Proc. SPIE. 4381, Algorithms for Multispectral, Hyperspectral, and Ultraspectral Imagery VII
KEYWORDS: Signal to noise ratio, Hyperspectral imaging, Detection and tracking algorithms, Sensors, Image processing, Error analysis, Reflectivity, Chemical elements, Algorithm development, Binary data
Remote detection, identification, and quantification of materials is an important problem in earth resource assessment. Satellite-based hyperspectral imaging sensors currently being developed by government and industry partnerships (e.g. the Coastal Ocean Imaging Spectrometer aboard the Naval EarthMap Observer) appear to be uniquely qualified for this purpose. Obtaining accurate estimates of material abundance on a pixel-by-pixel basis poses many challenging algorithmic and computational difficulties.

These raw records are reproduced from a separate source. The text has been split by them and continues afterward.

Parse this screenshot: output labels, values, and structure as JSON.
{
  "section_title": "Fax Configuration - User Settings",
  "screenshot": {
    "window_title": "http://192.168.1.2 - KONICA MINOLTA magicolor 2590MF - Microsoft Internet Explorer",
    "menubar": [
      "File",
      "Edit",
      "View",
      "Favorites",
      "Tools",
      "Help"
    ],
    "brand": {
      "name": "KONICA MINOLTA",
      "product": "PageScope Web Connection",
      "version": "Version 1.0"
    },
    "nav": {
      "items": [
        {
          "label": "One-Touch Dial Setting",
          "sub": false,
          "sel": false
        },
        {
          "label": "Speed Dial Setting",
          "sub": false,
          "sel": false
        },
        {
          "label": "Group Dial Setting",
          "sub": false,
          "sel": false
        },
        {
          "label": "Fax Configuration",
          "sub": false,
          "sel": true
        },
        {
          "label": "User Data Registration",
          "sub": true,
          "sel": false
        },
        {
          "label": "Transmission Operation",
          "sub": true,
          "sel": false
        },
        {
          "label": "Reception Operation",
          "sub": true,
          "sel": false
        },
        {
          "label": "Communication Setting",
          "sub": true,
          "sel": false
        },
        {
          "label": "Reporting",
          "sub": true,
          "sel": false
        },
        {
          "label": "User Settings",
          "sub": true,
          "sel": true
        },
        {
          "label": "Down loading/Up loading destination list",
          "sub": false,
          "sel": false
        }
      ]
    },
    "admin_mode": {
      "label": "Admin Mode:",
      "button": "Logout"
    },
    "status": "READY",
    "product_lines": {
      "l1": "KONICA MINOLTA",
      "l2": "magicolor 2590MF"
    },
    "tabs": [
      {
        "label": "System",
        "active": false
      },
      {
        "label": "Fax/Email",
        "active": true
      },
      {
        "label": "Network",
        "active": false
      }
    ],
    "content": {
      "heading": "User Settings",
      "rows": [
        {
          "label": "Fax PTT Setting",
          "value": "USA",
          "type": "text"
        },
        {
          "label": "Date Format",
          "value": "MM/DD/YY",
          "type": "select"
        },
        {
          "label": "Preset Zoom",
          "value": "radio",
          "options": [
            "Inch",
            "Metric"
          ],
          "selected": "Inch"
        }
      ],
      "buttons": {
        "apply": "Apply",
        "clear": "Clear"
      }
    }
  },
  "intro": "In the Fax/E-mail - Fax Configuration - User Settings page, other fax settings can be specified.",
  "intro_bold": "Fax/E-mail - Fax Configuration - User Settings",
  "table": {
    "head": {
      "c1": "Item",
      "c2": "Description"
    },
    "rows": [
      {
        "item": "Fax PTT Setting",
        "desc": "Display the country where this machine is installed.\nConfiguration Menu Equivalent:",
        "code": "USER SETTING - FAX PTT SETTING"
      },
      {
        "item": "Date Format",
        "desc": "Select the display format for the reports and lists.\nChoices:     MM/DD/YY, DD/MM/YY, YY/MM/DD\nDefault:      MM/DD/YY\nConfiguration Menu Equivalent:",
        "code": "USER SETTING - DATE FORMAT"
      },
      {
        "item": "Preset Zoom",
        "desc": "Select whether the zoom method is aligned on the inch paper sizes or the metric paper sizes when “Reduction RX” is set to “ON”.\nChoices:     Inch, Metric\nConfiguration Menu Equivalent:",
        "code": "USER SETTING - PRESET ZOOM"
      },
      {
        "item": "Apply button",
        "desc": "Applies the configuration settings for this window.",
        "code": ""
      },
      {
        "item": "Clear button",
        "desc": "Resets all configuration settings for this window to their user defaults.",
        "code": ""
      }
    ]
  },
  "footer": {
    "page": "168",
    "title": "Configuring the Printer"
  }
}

A significant issue that must be addressed is how to efficiently select endmembers from a library when that library is spectrally redundant. In this paper, we demonstrate how an improved version of the Residual Correlation Method (RCM+) can provide a flexible solution to this problem. The RCM+ offers a robust treatment for selecting endmembers from spectrally redundant libraries in a one-at-a-time fashion. We discuss alternative methods such as two-at-a-time, or more generally, N-at-a-time methods within a unified mathematical framework for analysis. Certain theorems apply to all such methods, and help to define a trade space for endmember selection methods in general. We demonstrate our results using synthetic test cases, and discuss how all endmember selection methods may be affected by redundancy within the library as well as specific properties of the data.
The recognition of subpixel signatures is critical to realizing the full detection potential of multispectral and hyperspectral sensors. No approach has been developed that optimizes and fully characterizes the subpixel spectral components independently for every pixel in a data set. Such a full characterization is important because a target or material of interest may appear against a variety of background types in the same scene, and will undoubtedly be more distinguishable against some background types than others. Further, characterization of ground reflectance on a pixel-by-pixel basis is important for validating the quality of the atmospheric calibration results. We have developed an approach called the residual correlation method (RCM) for performing a full decomposition of each pixel into its component spectral elements. In this paper we describe preliminary results for the application of the RCM to hyperspectral pixel data. The work reported in this paper is from the first phase of a three phase research project. In this phase we develop the basic methodology for subpixel material identification and test it against hyperspectral data for a well-known area. The RCM determines the presence of minerals and gives a linear approximation of the abundances of the minerals in each pixel. PHase one performs a nominal atmospheric calibration using a simple normalization technique. The second phase will be to determine more precise mineral abundances using a nonlinear demixing approach based on the band shape of relevant absorption features. Phase two will also explore various methods of presenting the results of a full demixing for each pixel. Phase three of this research will be to perform a more rigorous atmospheric calibration and to include that approach as an intrinsic part of the RCM.